Monmouthshire is a principal area in southeast Wales, styled as a ‘county’. Historically, it was one of the 13 original counties of Wales.
Comprising mostly of sedimentary rock formations, the region is mostly hilly, with the South Valleys bordering the west of the county, and the Black Mountains, part of the Brecon Beacons National Park, in the north. Whilst is Chwarel y Fan in the Black Mountains is the tallest hill in the county, with a height of 679 metres (2,228 ft), the Sugar Loaf if the best-known hill in the count due to its distinctive peak. Monmouthshire also encompass some lowlands, with two major river valleys: the Wye Valley, an Area of Outstanding Natural Beauty, and the Usk Valley.
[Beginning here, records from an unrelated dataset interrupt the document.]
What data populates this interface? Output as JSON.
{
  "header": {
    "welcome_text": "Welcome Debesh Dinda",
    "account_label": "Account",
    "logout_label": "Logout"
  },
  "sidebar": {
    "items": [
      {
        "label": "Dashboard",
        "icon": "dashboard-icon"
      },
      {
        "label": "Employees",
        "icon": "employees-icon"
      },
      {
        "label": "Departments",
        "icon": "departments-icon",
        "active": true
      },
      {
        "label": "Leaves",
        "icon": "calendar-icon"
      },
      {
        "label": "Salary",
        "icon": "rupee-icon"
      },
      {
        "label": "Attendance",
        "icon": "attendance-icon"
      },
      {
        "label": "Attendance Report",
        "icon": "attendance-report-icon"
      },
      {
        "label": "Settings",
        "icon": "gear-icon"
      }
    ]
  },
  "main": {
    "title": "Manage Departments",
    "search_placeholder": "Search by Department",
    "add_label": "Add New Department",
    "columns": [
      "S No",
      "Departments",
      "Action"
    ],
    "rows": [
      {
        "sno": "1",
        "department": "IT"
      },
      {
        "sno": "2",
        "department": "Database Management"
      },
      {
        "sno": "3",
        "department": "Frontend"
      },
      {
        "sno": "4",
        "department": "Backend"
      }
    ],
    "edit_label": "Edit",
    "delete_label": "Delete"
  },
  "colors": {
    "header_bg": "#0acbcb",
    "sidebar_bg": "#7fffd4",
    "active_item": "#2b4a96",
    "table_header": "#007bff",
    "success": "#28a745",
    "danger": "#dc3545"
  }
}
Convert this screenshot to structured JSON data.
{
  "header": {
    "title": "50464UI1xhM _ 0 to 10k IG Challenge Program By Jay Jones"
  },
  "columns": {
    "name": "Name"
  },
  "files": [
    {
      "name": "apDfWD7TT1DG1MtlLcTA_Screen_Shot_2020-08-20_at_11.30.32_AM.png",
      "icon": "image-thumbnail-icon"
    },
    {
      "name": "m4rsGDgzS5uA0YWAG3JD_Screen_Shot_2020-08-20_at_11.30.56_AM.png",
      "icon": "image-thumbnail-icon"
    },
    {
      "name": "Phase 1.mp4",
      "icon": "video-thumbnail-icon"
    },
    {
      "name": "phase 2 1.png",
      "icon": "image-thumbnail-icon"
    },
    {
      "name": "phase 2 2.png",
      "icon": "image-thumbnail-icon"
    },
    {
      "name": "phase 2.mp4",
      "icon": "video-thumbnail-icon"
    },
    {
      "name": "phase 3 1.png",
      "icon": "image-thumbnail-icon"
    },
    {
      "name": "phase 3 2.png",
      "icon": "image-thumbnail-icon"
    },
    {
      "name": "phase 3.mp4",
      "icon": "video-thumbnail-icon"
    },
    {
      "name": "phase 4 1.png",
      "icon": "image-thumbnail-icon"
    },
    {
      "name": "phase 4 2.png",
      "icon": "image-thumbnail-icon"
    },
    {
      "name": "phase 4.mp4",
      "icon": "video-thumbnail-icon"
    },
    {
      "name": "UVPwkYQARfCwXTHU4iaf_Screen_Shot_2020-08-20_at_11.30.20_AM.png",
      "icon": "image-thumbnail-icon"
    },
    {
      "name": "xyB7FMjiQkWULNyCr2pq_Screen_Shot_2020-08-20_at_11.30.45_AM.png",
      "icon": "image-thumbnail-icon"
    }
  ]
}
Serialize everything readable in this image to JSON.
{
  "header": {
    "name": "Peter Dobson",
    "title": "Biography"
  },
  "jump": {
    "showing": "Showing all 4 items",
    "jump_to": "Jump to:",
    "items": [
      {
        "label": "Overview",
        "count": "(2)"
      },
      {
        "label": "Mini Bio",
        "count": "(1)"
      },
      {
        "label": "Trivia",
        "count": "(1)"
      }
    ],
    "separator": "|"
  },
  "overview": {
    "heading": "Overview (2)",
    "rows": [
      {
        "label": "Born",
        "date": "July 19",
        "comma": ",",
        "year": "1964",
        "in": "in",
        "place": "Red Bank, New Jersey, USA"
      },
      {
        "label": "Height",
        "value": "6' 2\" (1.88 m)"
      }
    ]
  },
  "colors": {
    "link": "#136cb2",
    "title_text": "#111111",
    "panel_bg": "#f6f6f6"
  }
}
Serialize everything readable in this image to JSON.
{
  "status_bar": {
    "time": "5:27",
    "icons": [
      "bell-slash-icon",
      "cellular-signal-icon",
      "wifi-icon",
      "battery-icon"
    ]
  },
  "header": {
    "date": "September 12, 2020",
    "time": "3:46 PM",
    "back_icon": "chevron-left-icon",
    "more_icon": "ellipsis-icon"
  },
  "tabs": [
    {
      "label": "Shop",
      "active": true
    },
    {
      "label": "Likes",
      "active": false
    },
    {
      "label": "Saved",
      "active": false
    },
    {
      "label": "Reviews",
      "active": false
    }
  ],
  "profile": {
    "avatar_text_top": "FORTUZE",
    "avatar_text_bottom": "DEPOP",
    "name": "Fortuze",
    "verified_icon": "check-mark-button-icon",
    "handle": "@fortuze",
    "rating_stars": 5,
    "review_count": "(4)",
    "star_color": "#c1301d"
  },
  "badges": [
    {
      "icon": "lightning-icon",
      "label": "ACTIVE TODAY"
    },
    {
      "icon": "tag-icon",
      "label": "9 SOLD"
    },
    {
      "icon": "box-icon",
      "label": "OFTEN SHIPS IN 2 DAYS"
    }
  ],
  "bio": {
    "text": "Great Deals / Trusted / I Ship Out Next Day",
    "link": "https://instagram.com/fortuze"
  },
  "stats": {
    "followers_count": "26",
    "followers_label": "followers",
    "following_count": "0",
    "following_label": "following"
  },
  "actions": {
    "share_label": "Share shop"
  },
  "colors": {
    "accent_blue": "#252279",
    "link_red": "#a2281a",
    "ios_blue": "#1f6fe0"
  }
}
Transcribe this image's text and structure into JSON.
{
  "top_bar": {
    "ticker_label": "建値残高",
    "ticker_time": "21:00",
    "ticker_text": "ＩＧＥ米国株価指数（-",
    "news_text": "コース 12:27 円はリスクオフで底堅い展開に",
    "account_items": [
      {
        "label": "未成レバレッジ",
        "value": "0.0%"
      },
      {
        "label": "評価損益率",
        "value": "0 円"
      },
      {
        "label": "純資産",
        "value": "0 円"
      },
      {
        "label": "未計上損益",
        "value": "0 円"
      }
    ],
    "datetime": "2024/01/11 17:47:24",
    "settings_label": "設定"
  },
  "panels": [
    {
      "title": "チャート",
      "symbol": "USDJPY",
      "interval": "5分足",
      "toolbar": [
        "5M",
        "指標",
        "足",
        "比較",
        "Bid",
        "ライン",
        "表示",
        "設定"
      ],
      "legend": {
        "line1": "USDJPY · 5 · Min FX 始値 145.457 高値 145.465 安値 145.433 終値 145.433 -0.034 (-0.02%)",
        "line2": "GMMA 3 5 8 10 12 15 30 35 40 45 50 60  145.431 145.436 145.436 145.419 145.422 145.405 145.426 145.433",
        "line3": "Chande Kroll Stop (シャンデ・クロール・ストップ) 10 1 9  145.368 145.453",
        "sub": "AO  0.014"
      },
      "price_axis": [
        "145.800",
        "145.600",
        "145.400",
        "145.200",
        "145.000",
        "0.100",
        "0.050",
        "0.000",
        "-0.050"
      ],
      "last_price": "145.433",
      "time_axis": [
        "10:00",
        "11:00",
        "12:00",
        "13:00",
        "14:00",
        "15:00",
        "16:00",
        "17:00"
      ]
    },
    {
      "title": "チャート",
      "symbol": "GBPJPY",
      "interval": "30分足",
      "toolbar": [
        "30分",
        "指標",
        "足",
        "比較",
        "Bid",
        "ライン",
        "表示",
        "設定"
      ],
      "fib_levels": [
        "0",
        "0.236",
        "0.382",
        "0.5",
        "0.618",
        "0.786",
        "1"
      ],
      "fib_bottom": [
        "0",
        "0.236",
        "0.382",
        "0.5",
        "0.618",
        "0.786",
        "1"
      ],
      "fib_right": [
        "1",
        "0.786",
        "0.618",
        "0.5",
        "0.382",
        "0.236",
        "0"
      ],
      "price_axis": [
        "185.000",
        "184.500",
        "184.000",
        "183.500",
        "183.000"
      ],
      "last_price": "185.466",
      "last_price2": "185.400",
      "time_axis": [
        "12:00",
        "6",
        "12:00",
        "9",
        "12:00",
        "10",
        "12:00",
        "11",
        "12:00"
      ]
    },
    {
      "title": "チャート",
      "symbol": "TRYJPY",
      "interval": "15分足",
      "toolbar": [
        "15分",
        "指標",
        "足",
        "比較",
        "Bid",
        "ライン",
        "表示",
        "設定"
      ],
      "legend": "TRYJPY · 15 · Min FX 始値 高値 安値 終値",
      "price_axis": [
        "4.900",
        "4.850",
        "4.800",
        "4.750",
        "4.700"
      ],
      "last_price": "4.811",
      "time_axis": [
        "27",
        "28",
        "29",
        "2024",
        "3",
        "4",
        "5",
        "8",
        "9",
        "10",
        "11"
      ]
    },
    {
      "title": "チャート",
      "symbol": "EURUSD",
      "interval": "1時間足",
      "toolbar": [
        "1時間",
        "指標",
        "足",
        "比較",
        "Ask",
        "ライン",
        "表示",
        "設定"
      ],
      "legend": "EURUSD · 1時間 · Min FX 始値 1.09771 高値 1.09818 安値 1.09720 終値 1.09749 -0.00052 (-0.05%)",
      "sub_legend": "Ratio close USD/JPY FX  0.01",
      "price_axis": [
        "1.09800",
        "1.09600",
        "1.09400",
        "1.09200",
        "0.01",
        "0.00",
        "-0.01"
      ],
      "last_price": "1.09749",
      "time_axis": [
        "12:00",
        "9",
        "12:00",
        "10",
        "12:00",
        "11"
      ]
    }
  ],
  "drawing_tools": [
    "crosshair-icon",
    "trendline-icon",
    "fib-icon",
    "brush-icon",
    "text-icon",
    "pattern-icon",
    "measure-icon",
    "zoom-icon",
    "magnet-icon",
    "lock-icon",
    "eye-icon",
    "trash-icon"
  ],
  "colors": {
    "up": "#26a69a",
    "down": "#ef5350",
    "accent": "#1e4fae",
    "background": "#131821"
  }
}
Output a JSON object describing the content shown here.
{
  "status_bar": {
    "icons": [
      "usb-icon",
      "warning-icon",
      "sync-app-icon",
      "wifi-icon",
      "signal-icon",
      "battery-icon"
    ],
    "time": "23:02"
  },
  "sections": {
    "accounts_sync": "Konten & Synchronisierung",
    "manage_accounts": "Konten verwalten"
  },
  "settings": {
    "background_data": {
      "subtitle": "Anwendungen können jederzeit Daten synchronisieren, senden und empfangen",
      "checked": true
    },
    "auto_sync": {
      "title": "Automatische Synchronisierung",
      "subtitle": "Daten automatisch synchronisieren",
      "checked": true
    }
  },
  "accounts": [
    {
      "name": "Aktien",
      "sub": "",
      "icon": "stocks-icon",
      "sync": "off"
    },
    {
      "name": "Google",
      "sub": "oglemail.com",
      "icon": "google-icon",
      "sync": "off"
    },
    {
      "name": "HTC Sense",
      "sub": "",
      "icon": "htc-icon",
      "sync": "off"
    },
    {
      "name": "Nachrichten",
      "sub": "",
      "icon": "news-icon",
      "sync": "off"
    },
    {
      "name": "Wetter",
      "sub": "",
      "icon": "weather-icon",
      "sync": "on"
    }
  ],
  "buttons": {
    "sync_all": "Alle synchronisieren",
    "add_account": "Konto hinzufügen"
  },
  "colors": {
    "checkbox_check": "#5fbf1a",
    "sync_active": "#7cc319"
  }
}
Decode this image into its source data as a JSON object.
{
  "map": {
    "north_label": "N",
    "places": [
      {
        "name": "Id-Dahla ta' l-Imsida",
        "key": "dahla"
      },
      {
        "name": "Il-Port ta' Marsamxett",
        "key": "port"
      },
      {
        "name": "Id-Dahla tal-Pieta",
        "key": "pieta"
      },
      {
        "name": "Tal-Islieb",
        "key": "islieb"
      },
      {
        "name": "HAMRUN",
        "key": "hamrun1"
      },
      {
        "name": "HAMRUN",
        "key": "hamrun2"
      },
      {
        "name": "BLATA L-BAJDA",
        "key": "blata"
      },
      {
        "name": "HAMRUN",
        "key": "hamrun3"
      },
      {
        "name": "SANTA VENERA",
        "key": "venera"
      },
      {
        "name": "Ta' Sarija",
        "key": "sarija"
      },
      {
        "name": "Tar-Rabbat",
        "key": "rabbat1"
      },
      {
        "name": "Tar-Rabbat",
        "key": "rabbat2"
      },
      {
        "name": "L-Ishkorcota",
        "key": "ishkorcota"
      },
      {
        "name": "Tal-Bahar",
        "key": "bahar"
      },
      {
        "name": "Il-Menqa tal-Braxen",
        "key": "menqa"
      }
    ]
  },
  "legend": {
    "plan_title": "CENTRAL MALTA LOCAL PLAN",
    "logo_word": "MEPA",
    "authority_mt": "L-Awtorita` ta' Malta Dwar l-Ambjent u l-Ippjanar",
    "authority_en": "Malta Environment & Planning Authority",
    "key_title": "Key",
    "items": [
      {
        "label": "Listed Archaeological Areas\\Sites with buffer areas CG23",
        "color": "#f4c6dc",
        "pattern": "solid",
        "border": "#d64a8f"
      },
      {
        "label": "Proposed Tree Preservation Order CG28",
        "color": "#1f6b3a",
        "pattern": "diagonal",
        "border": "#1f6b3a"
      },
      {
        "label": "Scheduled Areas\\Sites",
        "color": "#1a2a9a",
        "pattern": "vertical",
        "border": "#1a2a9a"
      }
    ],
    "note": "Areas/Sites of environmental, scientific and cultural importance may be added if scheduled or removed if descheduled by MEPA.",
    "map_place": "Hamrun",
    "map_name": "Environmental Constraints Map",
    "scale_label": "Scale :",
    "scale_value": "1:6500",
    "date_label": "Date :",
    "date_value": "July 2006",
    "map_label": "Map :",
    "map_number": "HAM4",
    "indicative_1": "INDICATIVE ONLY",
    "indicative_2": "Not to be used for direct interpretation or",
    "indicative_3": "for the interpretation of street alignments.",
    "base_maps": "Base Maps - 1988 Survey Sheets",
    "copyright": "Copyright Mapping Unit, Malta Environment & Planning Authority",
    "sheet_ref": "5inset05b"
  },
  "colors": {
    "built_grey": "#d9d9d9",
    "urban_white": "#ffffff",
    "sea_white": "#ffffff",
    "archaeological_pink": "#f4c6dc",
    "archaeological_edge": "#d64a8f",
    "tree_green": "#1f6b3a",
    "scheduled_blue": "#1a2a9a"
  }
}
Historically, the region was mined for resources such as coal, ironstone, and limestone, but these quarries are now abandoned. Most of the land is unsuitable for arable farming, meaning agriculture mostly consists of rearing livestock. The climate is also a factor in this. Whilst the summer in Monmouthshire is generally mild and partly cloudy, the winters are harsh, cold, cloudy, and windy. Gardens in Monmouthshire are therefore typically suited to a short growing season for some fruit and veg in spring, which can be harvested in the summer, such as tomatoes, strawberries, and courgettes.